### What you need to do
Word for word, restate the entries below, but exclude the images.

### Information supplied
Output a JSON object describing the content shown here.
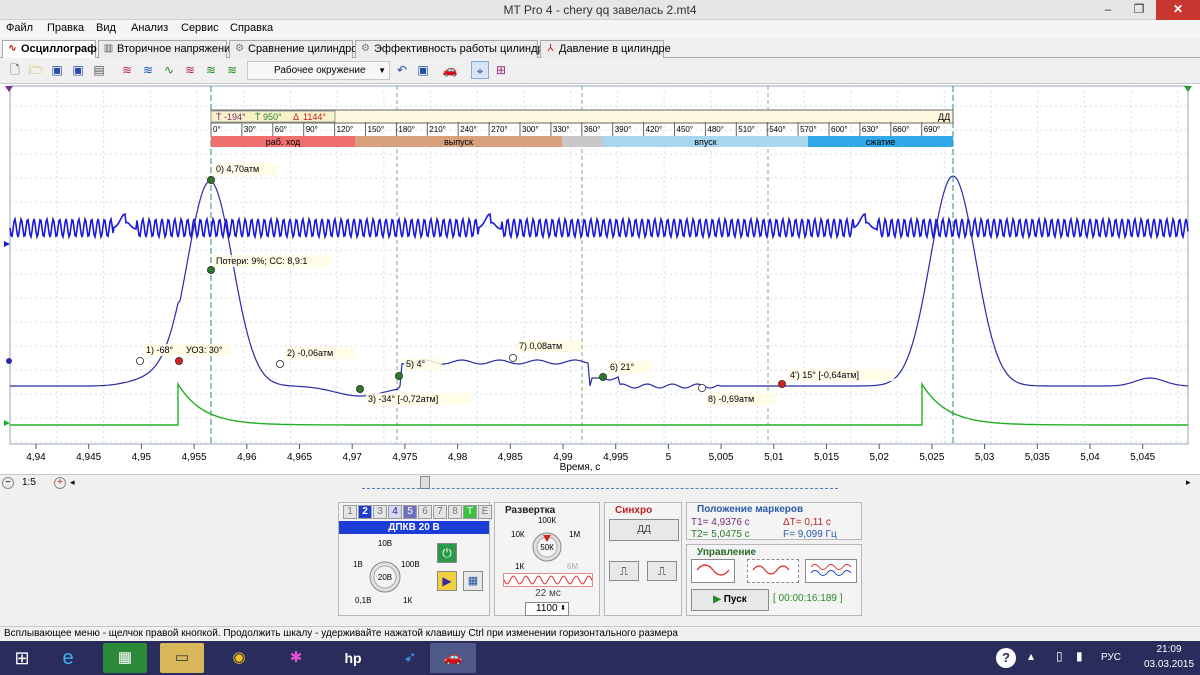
{
  "window": {
    "title": "MT Pro 4 - chery qq завелась 2.mt4",
    "minimize": "–",
    "maximize": "❐",
    "close": "✕"
  },
  "menu": [
    "Файл",
    "Правка",
    "Вид",
    "Анализ",
    "Сервис",
    "Справка"
  ],
  "tabs": [
    {
      "label": "Осциллограф",
      "icon": "wave-icon",
      "active": true
    },
    {
      "label": "Вторичное напряжение",
      "icon": "secondary-voltage-icon"
    },
    {
      "label": "Сравнение цилиндров",
      "icon": "cylinder-compare-icon"
    },
    {
      "label": "Эффективность работы цилиндров",
      "icon": "cylinder-efficiency-icon"
    },
    {
      "label": "Давление в цилиндре",
      "icon": "pressure-icon"
    }
  ],
  "toolbar": {
    "workspace": "Рабочее окружение"
  },
  "plot": {
    "degree_strip": {
      "t1": "-194°",
      "t2": "950°",
      "delta": "1144°",
      "sync": "ДД",
      "ticks": [
        "0°",
        "30°",
        "60°",
        "90°",
        "120°",
        "150°",
        "180°",
        "210°",
        "240°",
        "270°",
        "300°",
        "330°",
        "360°",
        "390°",
        "420°",
        "450°",
        "480°",
        "510°",
        "540°",
        "570°",
        "600°",
        "630°",
        "660°",
        "690°"
      ],
      "phases": [
        {
          "label": "раб. ход",
          "color": "#f07070"
        },
        {
          "label": "выпуск",
          "color": "#d9a07c"
        },
        {
          "label": "",
          "color": "#c8c8c8"
        },
        {
          "label": "впуск",
          "color": "#a8d8f0"
        },
        {
          "label": "сжатие",
          "color": "#30a8e8"
        }
      ]
    },
    "markers": [
      {
        "label": "0)  4,70атм",
        "color": "#2a7a2a"
      },
      {
        "label": "Потери: 9%; СС: 8,9:1",
        "color": "#2a7a2a"
      },
      {
        "label": "1)  -68°",
        "color": "#ffffff"
      },
      {
        "label": "УОЗ: 30°",
        "color": "#d82020"
      },
      {
        "label": "2)  -0,06атм",
        "color": "#ffffff"
      },
      {
        "label": "3)  -34° [-0,72атм]",
        "color": "#2a7a2a"
      },
      {
        "label": "5)  4°",
        "color": "#2a7a2a"
      },
      {
        "label": "7)  0,08атм",
        "color": "#ffffff"
      },
      {
        "label": "6)  21°",
        "color": "#2a7a2a"
      },
      {
        "label": "8)  -0,69атм",
        "color": "#ffffff"
      },
      {
        "label": "4')  15° [-0,64атм]",
        "color": "#d82020"
      }
    ],
    "x_ticks": [
      "4,94",
      "4,945",
      "4,95",
      "4,955",
      "4,96",
      "4,965",
      "4,97",
      "4,975",
      "4,98",
      "4,985",
      "4,99",
      "4,995",
      "5",
      "5,005",
      "5,01",
      "5,015",
      "5,02",
      "5,025",
      "5,03",
      "5,035",
      "5,04",
      "5,045"
    ],
    "x_label": "Время, с",
    "zoom": "1:5"
  },
  "channel": {
    "numbers": [
      "1",
      "2",
      "3",
      "4",
      "5",
      "6",
      "7",
      "8",
      "T",
      "E"
    ],
    "selected": "2",
    "sensor": "ДПКВ 20 В",
    "range_labels": {
      "top": "10В",
      "left": "1В",
      "right": "100В",
      "center": "20В",
      "bl": "0,1В",
      "br": "1К"
    }
  },
  "sweep": {
    "title": "Развертка",
    "labels": {
      "top": "100К",
      "tl": "10К",
      "tr": "1М",
      "center": "50К",
      "bl": "1К",
      "br": "6М"
    },
    "time": "22 мс",
    "samples": "1100"
  },
  "sync": {
    "title": "Синхро",
    "mode": "ДД"
  },
  "markers_panel": {
    "title": "Положение маркеров",
    "t1": "T1= 4,9376 с",
    "dt": "ΔT= 0,11 с",
    "t2": "T2= 5,0475 с",
    "f": "F= 9,099 Гц"
  },
  "control": {
    "title": "Управление",
    "start": "Пуск",
    "timer": "[ 00:00:16:189 ]"
  },
  "status": "Всплывающее меню - щелчок правой кнопкой. Продолжить шкалу - удерживайте нажатой клавишу Ctrl при изменении горизонтального размера",
  "tray": {
    "lang": "РУС",
    "time": "21:09",
    "date": "03.03.2015"
  },
  "colors": {
    "pressure": "#2a2aa8",
    "ckp": "#1a1ad8",
    "ign": "#22b022",
    "grid": "#cfd8e8"
  }
}
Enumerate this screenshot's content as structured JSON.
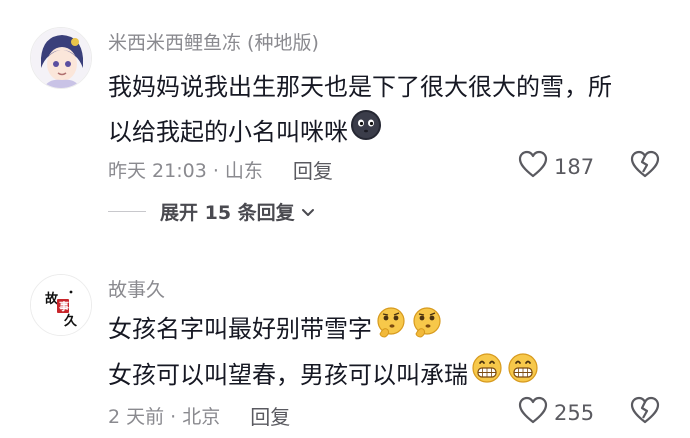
{
  "comments": [
    {
      "username": "米西米西鲤鱼冻 (种地版)",
      "lines": [
        "我妈妈说我出生那天也是下了很大很大的雪，所",
        "以给我起的小名叫咪咪"
      ],
      "line_emojis": [
        [],
        [
          "dark-blob-emoji"
        ]
      ],
      "time_location": "昨天 21:03 · 山东",
      "reply_label": "回复",
      "likes": "187",
      "avatar": "anime-character-avatar",
      "expand_label": "展开 15 条回复"
    },
    {
      "username": "故事久",
      "lines": [
        "女孩名字叫最好别带雪字",
        "女孩可以叫望春，男孩可以叫承瑞"
      ],
      "line_emojis": [
        [
          "thinking-emoji",
          "thinking-emoji"
        ],
        [
          "grinning-emoji",
          "grinning-emoji"
        ]
      ],
      "time_location": "2 天前 · 北京",
      "reply_label": "回复",
      "likes": "255",
      "avatar": "calligraphy-seal-avatar",
      "avatar_text": "故事久"
    }
  ],
  "colors": {
    "text_primary": "#161823",
    "text_secondary": "#8a8a8f",
    "icon_gray": "#5a5a60"
  }
}
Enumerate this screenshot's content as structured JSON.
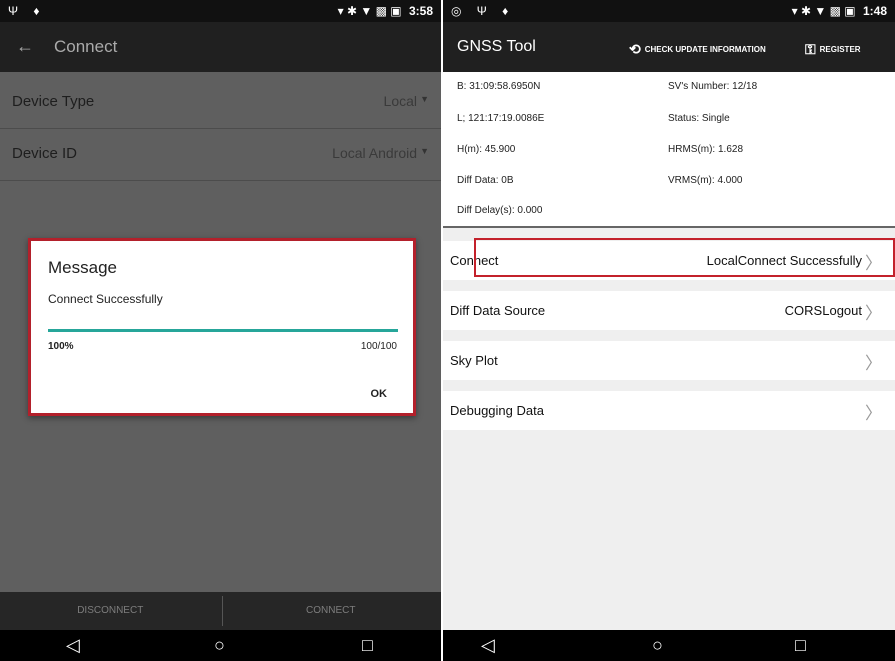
{
  "left": {
    "status_bar": {
      "left_icons": "Ψ ♦",
      "right_icons": "▾ ✱ ▼ ▩ ▣",
      "time": "3:58"
    },
    "app_bar": {
      "back_icon": "←",
      "title": "Connect"
    },
    "rows": [
      {
        "label": "Device Type",
        "value": "Local"
      },
      {
        "label": "Device ID",
        "value": "Local Android"
      }
    ],
    "dialog": {
      "title": "Message",
      "message": "Connect Successfully",
      "progress_fraction": 1.0,
      "percent": "100%",
      "count": "100/100",
      "ok_label": "OK"
    },
    "bottom_buttons": {
      "disconnect": "DISCONNECT",
      "connect": "CONNECT"
    }
  },
  "right": {
    "status_bar": {
      "left_icons": "◎ Ψ ♦",
      "right_icons": "▾ ✱ ▼ ▩ ▣",
      "time": "1:48"
    },
    "app_bar": {
      "title": "GNSS Tool",
      "check_update": "CHECK UPDATE INFORMATION",
      "register": "REGISTER"
    },
    "info": {
      "b": "B:   31:09:58.6950N",
      "l": "L;   121:17:19.0086E",
      "h": "H(m):   45.900",
      "diff_data": "Diff Data:  0B",
      "diff_delay": "Diff Delay(s):  0.000",
      "sv_number": "SV's Number:  12/18",
      "status": "Status:  Single",
      "hrms": "HRMS(m):  1.628",
      "vrms": "VRMS(m):  4.000"
    },
    "menu": [
      {
        "label": "Connect",
        "value": "LocalConnect Successfully"
      },
      {
        "label": "Diff Data Source",
        "value": "CORSLogout"
      },
      {
        "label": "Sky Plot",
        "value": ""
      },
      {
        "label": "Debugging Data",
        "value": ""
      }
    ]
  },
  "nav": {
    "back": "◁",
    "home": "○",
    "recents": "□"
  },
  "colors": {
    "accent": "#26a69a",
    "highlight": "#c3212b",
    "app_bar": "#202020"
  }
}
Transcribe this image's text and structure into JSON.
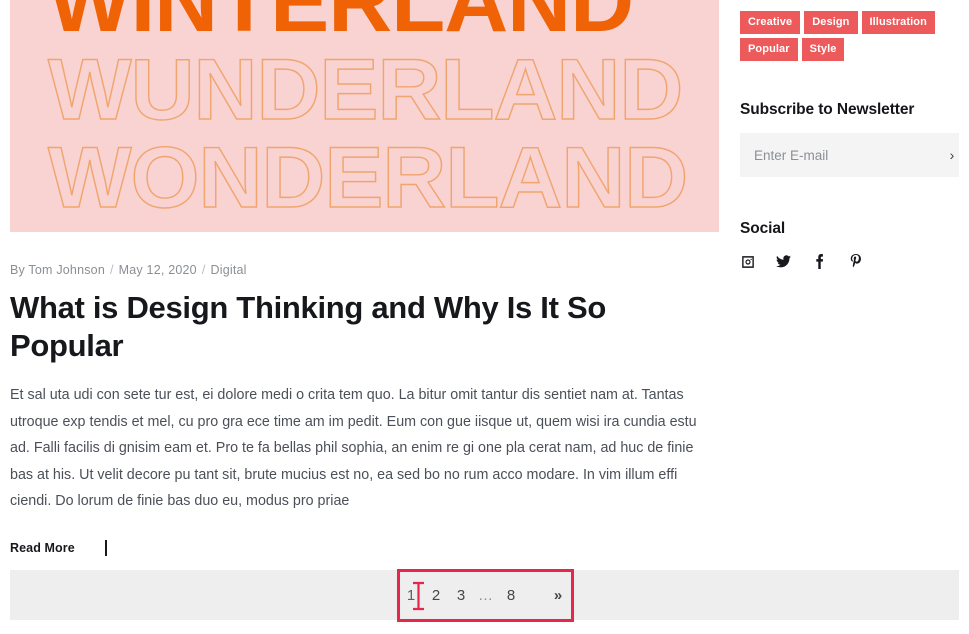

### Solved exercise
Output a JSON object describing the content shown here.
{
  "window": {
    "title": "MT Pro 4 - chery qq завелась 2.mt4",
    "minimize": "–",
    "maximize": "❐",
    "close": "✕"
  },
  "menu": [
    "Файл",
    "Правка",
    "Вид",
    "Анализ",
    "Сервис",
    "Справка"
  ],
  "tabs": [
    {
      "label": "Осциллограф",
      "icon": "wave-icon",
      "active": true
    },
    {
      "label": "Вторичное напряжение",
      "icon": "secondary-voltage-icon"
    },
    {
      "label": "Сравнение цилиндров",
      "icon": "cylinder-compare-icon"
    },
    {
      "label": "Эффективность работы цилиндров",
      "icon": "cylinder-efficiency-icon"
    },
    {
      "label": "Давление в цилиндре",
      "icon": "pressure-icon"
    }
  ],
  "toolbar": {
    "workspace": "Рабочее окружение"
  },
  "plot": {
    "degree_strip": {
      "t1": "-194°",
      "t2": "950°",
      "delta": "1144°",
      "sync": "ДД",
      "ticks": [
        "0°",
        "30°",
        "60°",
        "90°",
        "120°",
        "150°",
        "180°",
        "210°",
        "240°",
        "270°",
        "300°",
        "330°",
        "360°",
        "390°",
        "420°",
        "450°",
        "480°",
        "510°",
        "540°",
        "570°",
        "600°",
        "630°",
        "660°",
        "690°"
      ],
      "phases": [
        {
          "label": "раб. ход",
          "color": "#f07070"
        },
        {
          "label": "выпуск",
          "color": "#d9a07c"
        },
        {
          "label": "",
          "color": "#c8c8c8"
        },
        {
          "label": "впуск",
          "color": "#a8d8f0"
        },
        {
          "label": "сжатие",
          "color": "#30a8e8"
        }
      ]
    },
    "markers": [
      {
        "label": "0)  4,70атм",
        "color": "#2a7a2a"
      },
      {
        "label": "Потери: 9%; СС: 8,9:1",
        "color": "#2a7a2a"
      },
      {
        "label": "1)  -68°",
        "color": "#ffffff"
      },
      {
        "label": "УОЗ: 30°",
        "color": "#d82020"
      },
      {
        "label": "2)  -0,06атм",
        "color": "#ffffff"
      },
      {
        "label": "3)  -34° [-0,72атм]",
        "color": "#2a7a2a"
      },
      {
        "label": "5)  4°",
        "color": "#2a7a2a"
      },
      {
        "label": "7)  0,08атм",
        "color": "#ffffff"
      },
      {
        "label": "6)  21°",
        "color": "#2a7a2a"
      },
      {
        "label": "8)  -0,69атм",
        "color": "#ffffff"
      },
      {
        "label": "4')  15° [-0,64атм]",
        "color": "#d82020"
      }
    ],
    "x_ticks": [
      "4,94",
      "4,945",
      "4,95",
      "4,955",
      "4,96",
      "4,965",
      "4,97",
      "4,975",
      "4,98",
      "4,985",
      "4,99",
      "4,995",
      "5",
      "5,005",
      "5,01",
      "5,015",
      "5,02",
      "5,025",
      "5,03",
      "5,035",
      "5,04",
      "5,045"
    ],
    "x_label": "Время, с",
    "zoom": "1:5"
  },
  "channel": {
    "numbers": [
      "1",
      "2",
      "3",
      "4",
      "5",
      "6",
      "7",
      "8",
      "T",
      "E"
    ],
    "selected": "2",
    "sensor": "ДПКВ 20 В",
    "range_labels": {
      "top": "10В",
      "left": "1В",
      "right": "100В",
      "center": "20В",
      "bl": "0,1В",
      "br": "1К"
    }
  },
  "sweep": {
    "title": "Развертка",
    "labels": {
      "top": "100К",
      "tl": "10К",
      "tr": "1М",
      "center": "50К",
      "bl": "1К",
      "br": "6М"
    },
    "time": "22 мс",
    "samples": "1100"
  },
  "sync": {
    "title": "Синхро",
    "mode": "ДД"
  },
  "markers_panel": {
    "title": "Положение маркеров",
    "t1": "T1= 4,9376 с",
    "dt": "ΔT= 0,11 с",
    "t2": "T2= 5,0475 с",
    "f": "F= 9,099 Гц"
  },
  "control": {
    "title": "Управление",
    "start": "Пуск",
    "timer": "[ 00:00:16:189 ]"
  },
  "status": "Всплывающее меню - щелчок правой кнопкой. Продолжить шкалу - удерживайте нажатой клавишу Ctrl при изменении горизонтального размера",
  "tray": {
    "lang": "РУС",
    "time": "21:09",
    "date": "03.03.2015"
  },
  "colors": {
    "pressure": "#2a2aa8",
    "ckp": "#1a1ad8",
    "ign": "#22b022",
    "grid": "#cfd8e8"
  }
}
Enumerate this screenshot's content as structured JSON.
{
  "comments": [
    {
      "username": "米西米西鲤鱼冻 (种地版)",
      "lines": [
        "我妈妈说我出生那天也是下了很大很大的雪，所",
        "以给我起的小名叫咪咪"
      ],
      "line_emojis": [
        [],
        [
          "dark-blob-emoji"
        ]
      ],
      "time_location": "昨天 21:03 · 山东",
      "reply_label": "回复",
      "likes": "187",
      "avatar": "anime-character-avatar",
      "expand_label": "展开 15 条回复"
    },
    {
      "username": "故事久",
      "lines": [
        "女孩名字叫最好别带雪字",
        "女孩可以叫望春，男孩可以叫承瑞"
      ],
      "line_emojis": [
        [
          "thinking-emoji",
          "thinking-emoji"
        ],
        [
          "grinning-emoji",
          "grinning-emoji"
        ]
      ],
      "time_location": "2 天前 · 北京",
      "reply_label": "回复",
      "likes": "255",
      "avatar": "calligraphy-seal-avatar",
      "avatar_text": "故事久"
    }
  ],
  "colors": {
    "text_primary": "#161823",
    "text_secondary": "#8a8a8f",
    "icon_gray": "#5a5a60"
  }
}
Enumerate this screenshot's content as structured JSON.
{
  "left": {
    "status_bar": {
      "left_icons": "Ψ ♦",
      "right_icons": "▾ ✱ ▼ ▩ ▣",
      "time": "3:58"
    },
    "app_bar": {
      "back_icon": "←",
      "title": "Connect"
    },
    "rows": [
      {
        "label": "Device Type",
        "value": "Local"
      },
      {
        "label": "Device ID",
        "value": "Local Android"
      }
    ],
    "dialog": {
      "title": "Message",
      "message": "Connect Successfully",
      "progress_fraction": 1.0,
      "percent": "100%",
      "count": "100/100",
      "ok_label": "OK"
    },
    "bottom_buttons": {
      "disconnect": "DISCONNECT",
      "connect": "CONNECT"
    }
  },
  "right": {
    "status_bar": {
      "left_icons": "◎ Ψ ♦",
      "right_icons": "▾ ✱ ▼ ▩ ▣",
      "time": "1:48"
    },
    "app_bar": {
      "title": "GNSS Tool",
      "check_update": "CHECK UPDATE INFORMATION",
      "register": "REGISTER"
    },
    "info": {
      "b": "B:   31:09:58.6950N",
      "l": "L;   121:17:19.0086E",
      "h": "H(m):   45.900",
      "diff_data": "Diff Data:  0B",
      "diff_delay": "Diff Delay(s):  0.000",
      "sv_number": "SV's Number:  12/18",
      "status": "Status:  Single",
      "hrms": "HRMS(m):  1.628",
      "vrms": "VRMS(m):  4.000"
    },
    "menu": [
      {
        "label": "Connect",
        "value": "LocalConnect Successfully"
      },
      {
        "label": "Diff Data Source",
        "value": "CORSLogout"
      },
      {
        "label": "Sky Plot",
        "value": ""
      },
      {
        "label": "Debugging Data",
        "value": ""
      }
    ]
  },
  "nav": {
    "back": "◁",
    "home": "○",
    "recents": "□"
  },
  "colors": {
    "accent": "#26a69a",
    "highlight": "#c3212b",
    "app_bar": "#202020"
  }
}
Transcribe this image's text and structure into JSON.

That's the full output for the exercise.